Dataset rows for apps and sites:
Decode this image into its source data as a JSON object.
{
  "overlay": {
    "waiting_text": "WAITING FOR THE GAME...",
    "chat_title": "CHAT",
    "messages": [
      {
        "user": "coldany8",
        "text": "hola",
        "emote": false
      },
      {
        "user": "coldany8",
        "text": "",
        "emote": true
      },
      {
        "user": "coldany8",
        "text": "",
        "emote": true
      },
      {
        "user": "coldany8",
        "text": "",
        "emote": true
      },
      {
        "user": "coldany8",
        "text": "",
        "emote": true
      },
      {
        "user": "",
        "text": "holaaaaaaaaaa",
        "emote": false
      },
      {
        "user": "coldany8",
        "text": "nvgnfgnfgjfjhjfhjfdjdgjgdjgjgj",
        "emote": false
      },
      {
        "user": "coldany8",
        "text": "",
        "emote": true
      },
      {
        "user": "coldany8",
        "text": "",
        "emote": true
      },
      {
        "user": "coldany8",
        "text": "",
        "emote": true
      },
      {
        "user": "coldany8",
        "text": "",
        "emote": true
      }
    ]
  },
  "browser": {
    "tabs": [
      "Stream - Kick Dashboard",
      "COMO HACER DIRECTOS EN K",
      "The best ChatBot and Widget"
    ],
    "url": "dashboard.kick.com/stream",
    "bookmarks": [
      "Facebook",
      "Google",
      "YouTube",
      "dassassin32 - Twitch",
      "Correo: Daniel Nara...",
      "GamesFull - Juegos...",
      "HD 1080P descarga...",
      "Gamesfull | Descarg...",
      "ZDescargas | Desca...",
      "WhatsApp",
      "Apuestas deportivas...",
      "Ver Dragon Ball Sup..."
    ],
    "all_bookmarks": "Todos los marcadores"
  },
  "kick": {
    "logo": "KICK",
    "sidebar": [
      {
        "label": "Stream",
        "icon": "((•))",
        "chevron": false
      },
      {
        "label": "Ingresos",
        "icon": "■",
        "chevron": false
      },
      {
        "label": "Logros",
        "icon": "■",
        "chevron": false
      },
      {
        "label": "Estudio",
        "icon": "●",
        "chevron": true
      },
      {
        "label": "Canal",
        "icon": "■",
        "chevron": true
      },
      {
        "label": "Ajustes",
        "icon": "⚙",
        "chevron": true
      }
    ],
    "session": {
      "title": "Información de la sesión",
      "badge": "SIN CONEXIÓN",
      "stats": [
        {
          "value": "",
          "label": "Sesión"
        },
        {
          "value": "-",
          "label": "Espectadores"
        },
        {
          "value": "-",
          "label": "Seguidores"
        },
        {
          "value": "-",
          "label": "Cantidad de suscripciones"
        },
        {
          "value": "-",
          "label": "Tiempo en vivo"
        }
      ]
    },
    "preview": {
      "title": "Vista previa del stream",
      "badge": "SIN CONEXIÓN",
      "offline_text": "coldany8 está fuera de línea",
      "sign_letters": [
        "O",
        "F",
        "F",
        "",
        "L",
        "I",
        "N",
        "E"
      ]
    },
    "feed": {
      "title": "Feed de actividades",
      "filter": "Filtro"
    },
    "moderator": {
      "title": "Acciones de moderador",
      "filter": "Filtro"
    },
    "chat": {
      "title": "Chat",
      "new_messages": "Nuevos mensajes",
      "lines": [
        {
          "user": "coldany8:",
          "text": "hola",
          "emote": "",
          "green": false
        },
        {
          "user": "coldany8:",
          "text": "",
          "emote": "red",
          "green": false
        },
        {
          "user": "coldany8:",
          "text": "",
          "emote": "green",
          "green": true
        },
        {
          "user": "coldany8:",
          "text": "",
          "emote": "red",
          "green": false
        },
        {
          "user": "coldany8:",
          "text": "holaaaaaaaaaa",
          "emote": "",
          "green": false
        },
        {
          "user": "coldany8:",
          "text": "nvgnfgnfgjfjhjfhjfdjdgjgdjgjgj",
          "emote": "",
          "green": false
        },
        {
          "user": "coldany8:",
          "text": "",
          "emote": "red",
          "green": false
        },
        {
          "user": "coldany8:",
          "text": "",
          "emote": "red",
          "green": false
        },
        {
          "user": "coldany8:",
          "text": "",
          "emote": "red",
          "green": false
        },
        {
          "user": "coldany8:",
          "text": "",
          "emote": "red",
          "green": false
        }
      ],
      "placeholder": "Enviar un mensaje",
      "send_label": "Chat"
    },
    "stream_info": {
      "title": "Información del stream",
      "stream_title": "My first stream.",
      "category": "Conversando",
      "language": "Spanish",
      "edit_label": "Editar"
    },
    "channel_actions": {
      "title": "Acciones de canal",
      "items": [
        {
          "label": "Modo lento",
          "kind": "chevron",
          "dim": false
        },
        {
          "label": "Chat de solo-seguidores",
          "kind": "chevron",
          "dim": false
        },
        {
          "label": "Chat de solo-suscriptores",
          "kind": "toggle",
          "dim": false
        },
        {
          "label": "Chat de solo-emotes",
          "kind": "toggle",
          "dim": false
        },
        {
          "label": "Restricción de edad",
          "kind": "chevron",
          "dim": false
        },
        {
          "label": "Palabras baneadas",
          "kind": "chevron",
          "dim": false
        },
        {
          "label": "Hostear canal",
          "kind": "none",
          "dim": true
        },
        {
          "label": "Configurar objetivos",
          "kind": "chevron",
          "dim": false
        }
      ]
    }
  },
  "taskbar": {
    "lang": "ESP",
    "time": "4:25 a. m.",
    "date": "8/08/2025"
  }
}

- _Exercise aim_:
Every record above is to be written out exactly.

- _Task solution_:
Decode this image into its source data as a JSON object.
{
  "overlay": {
    "waiting_text": "WAITING FOR THE GAME...",
    "chat_title": "CHAT",
    "messages": [
      {
        "user": "coldany8",
        "text": "hola",
        "emote": false
      },
      {
        "user": "coldany8",
        "text": "",
        "emote": true
      },
      {
        "user": "coldany8",
        "text": "",
        "emote": true
      },
      {
        "user": "coldany8",
        "text": "",
        "emote": true
      },
      {
        "user": "coldany8",
        "text": "",
        "emote": true
      },
      {
        "user": "",
        "text": "holaaaaaaaaaa",
        "emote": false
      },
      {
        "user": "coldany8",
        "text": "nvgnfgnfgjfjhjfhjfdjdgjgdjgjgj",
        "emote": false
      },
      {
        "user": "coldany8",
        "text": "",
        "emote": true
      },
      {
        "user": "coldany8",
        "text": "",
        "emote": true
      },
      {
        "user": "coldany8",
        "text": "",
        "emote": true
      },
      {
        "user": "coldany8",
        "text": "",
        "emote": true
      }
    ]
  },
  "browser": {
    "tabs": [
      "Stream - Kick Dashboard",
      "COMO HACER DIRECTOS EN K",
      "The best ChatBot and Widget"
    ],
    "url": "dashboard.kick.com/stream",
    "bookmarks": [
      "Facebook",
      "Google",
      "YouTube",
      "dassassin32 - Twitch",
      "Correo: Daniel Nara...",
      "GamesFull - Juegos...",
      "HD 1080P descarga...",
      "Gamesfull | Descarg...",
      "ZDescargas | Desca...",
      "WhatsApp",
      "Apuestas deportivas...",
      "Ver Dragon Ball Sup..."
    ],
    "all_bookmarks": "Todos los marcadores"
  },
  "kick": {
    "logo": "KICK",
    "sidebar": [
      {
        "label": "Stream",
        "icon": "((•))",
        "chevron": false
      },
      {
        "label": "Ingresos",
        "icon": "■",
        "chevron": false
      },
      {
        "label": "Logros",
        "icon": "■",
        "chevron": false
      },
      {
        "label": "Estudio",
        "icon": "●",
        "chevron": true
      },
      {
        "label": "Canal",
        "icon": "■",
        "chevron": true
      },
      {
        "label": "Ajustes",
        "icon": "⚙",
        "chevron": true
      }
    ],
    "session": {
      "title": "Información de la sesión",
      "badge": "SIN CONEXIÓN",
      "stats": [
        {
          "value": "",
          "label": "Sesión"
        },
        {
          "value": "-",
          "label": "Espectadores"
        },
        {
          "value": "-",
          "label": "Seguidores"
        },
        {
          "value": "-",
          "label": "Cantidad de suscripciones"
        },
        {
          "value": "-",
          "label": "Tiempo en vivo"
        }
      ]
    },
    "preview": {
      "title": "Vista previa del stream",
      "badge": "SIN CONEXIÓN",
      "offline_text": "coldany8 está fuera de línea",
      "sign_letters": [
        "O",
        "F",
        "F",
        "",
        "L",
        "I",
        "N",
        "E"
      ]
    },
    "feed": {
      "title": "Feed de actividades",
      "filter": "Filtro"
    },
    "moderator": {
      "title": "Acciones de moderador",
      "filter": "Filtro"
    },
    "chat": {
      "title": "Chat",
      "new_messages": "Nuevos mensajes",
      "lines": [
        {
          "user": "coldany8:",
          "text": "hola",
          "emote": "",
          "green": false
        },
        {
          "user": "coldany8:",
          "text": "",
          "emote": "red",
          "green": false
        },
        {
          "user": "coldany8:",
          "text": "",
          "emote": "green",
          "green": true
        },
        {
          "user": "coldany8:",
          "text": "",
          "emote": "red",
          "green": false
        },
        {
          "user": "coldany8:",
          "text": "holaaaaaaaaaa",
          "emote": "",
          "green": false
        },
        {
          "user": "coldany8:",
          "text": "nvgnfgnfgjfjhjfhjfdjdgjgdjgjgj",
          "emote": "",
          "green": false
        },
        {
          "user": "coldany8:",
          "text": "",
          "emote": "red",
          "green": false
        },
        {
          "user": "coldany8:",
          "text": "",
          "emote": "red",
          "green": false
        },
        {
          "user": "coldany8:",
          "text": "",
          "emote": "red",
          "green": false
        },
        {
          "user": "coldany8:",
          "text": "",
          "emote": "red",
          "green": false
        }
      ],
      "placeholder": "Enviar un mensaje",
      "send_label": "Chat"
    },
    "stream_info": {
      "title": "Información del stream",
      "stream_title": "My first stream.",
      "category": "Conversando",
      "language": "Spanish",
      "edit_label": "Editar"
    },
    "channel_actions": {
      "title": "Acciones de canal",
      "items": [
        {
          "label": "Modo lento",
          "kind": "chevron",
          "dim": false
        },
        {
          "label": "Chat de solo-seguidores",
          "kind": "chevron",
          "dim": false
        },
        {
          "label": "Chat de solo-suscriptores",
          "kind": "toggle",
          "dim": false
        },
        {
          "label": "Chat de solo-emotes",
          "kind": "toggle",
          "dim": false
        },
        {
          "label": "Restricción de edad",
          "kind": "chevron",
          "dim": false
        },
        {
          "label": "Palabras baneadas",
          "kind": "chevron",
          "dim": false
        },
        {
          "label": "Hostear canal",
          "kind": "none",
          "dim": true
        },
        {
          "label": "Configurar objetivos",
          "kind": "chevron",
          "dim": false
        }
      ]
    }
  },
  "taskbar": {
    "lang": "ESP",
    "time": "4:25 a. m.",
    "date": "8/08/2025"
  }
}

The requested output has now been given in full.